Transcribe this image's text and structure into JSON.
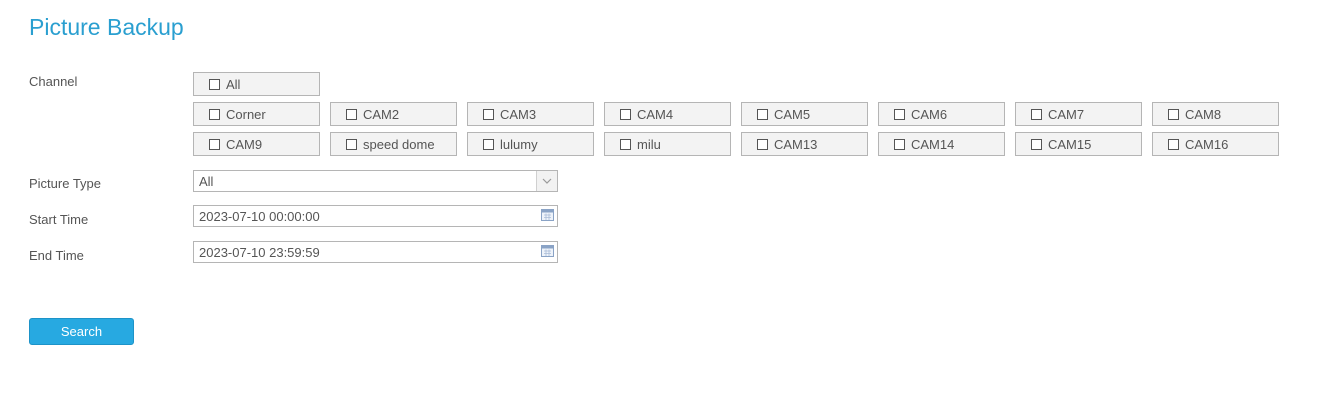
{
  "page": {
    "title": "Picture Backup"
  },
  "channel": {
    "label": "Channel",
    "all_label": "All",
    "row1": [
      "Corner",
      "CAM2",
      "CAM3",
      "CAM4",
      "CAM5",
      "CAM6",
      "CAM7",
      "CAM8"
    ],
    "row2": [
      "CAM9",
      "speed dome",
      "lulumy",
      "milu",
      "CAM13",
      "CAM14",
      "CAM15",
      "CAM16"
    ]
  },
  "picture_type": {
    "label": "Picture Type",
    "value": "All"
  },
  "start_time": {
    "label": "Start Time",
    "value": "2023-07-10 00:00:00"
  },
  "end_time": {
    "label": "End Time",
    "value": "2023-07-10 23:59:59"
  },
  "search": {
    "label": "Search"
  },
  "icons": {
    "dropdown": "chevron-down-icon",
    "calendar": "calendar-icon",
    "checkbox": "checkbox-unchecked-icon"
  },
  "colors": {
    "accent": "#2a9fd0",
    "button": "#27a9e1"
  }
}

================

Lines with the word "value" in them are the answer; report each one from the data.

    "value": "All"
    "value": "2023-07-10 00:00:00"
    "value": "2023-07-10 23:59:59"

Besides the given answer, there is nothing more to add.